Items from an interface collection

..............................

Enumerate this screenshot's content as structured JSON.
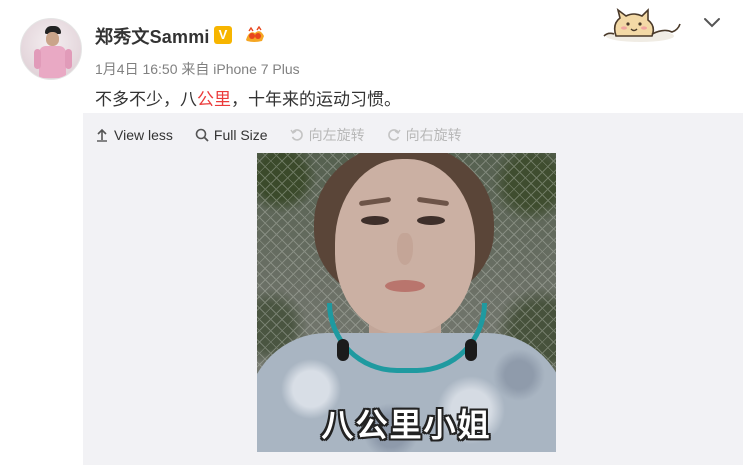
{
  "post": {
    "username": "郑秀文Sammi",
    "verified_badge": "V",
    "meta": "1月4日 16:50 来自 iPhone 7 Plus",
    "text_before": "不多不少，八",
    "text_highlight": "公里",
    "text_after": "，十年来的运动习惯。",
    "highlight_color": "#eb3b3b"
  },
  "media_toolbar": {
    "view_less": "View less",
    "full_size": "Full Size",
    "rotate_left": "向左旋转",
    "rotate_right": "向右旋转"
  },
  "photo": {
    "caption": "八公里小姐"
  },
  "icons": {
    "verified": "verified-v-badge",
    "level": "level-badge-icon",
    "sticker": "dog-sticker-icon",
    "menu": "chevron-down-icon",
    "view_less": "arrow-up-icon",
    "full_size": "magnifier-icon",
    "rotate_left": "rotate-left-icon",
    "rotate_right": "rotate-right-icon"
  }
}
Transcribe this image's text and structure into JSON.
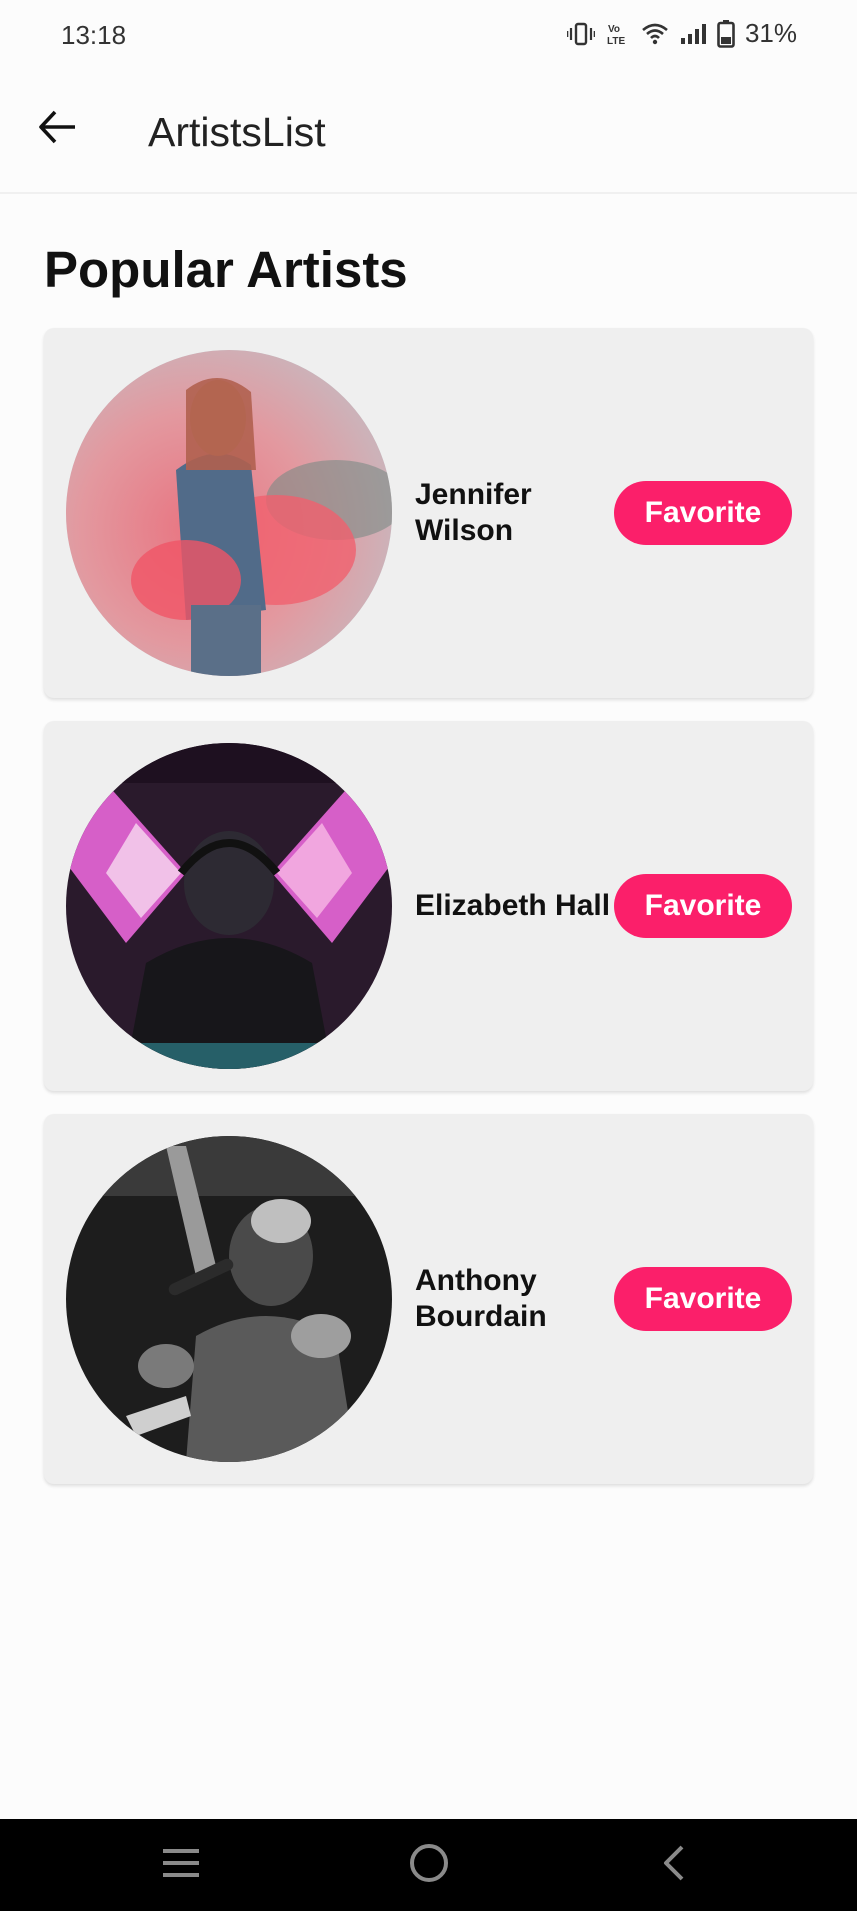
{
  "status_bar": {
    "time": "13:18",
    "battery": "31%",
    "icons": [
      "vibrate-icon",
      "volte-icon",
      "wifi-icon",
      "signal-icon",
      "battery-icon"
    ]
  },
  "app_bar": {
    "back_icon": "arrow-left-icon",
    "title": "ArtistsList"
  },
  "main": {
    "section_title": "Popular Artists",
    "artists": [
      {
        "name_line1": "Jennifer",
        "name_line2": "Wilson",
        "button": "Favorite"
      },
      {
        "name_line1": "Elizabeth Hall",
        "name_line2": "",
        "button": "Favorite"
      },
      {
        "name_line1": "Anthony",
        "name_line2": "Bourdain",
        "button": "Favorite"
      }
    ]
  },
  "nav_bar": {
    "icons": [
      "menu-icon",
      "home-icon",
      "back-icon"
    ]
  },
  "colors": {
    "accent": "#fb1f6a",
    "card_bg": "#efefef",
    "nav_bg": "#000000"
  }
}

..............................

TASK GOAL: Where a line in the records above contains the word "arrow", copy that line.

ANSWER AREA:
    "view_less": "arrow-up-icon",
    "back_icon": "arrow-left-icon",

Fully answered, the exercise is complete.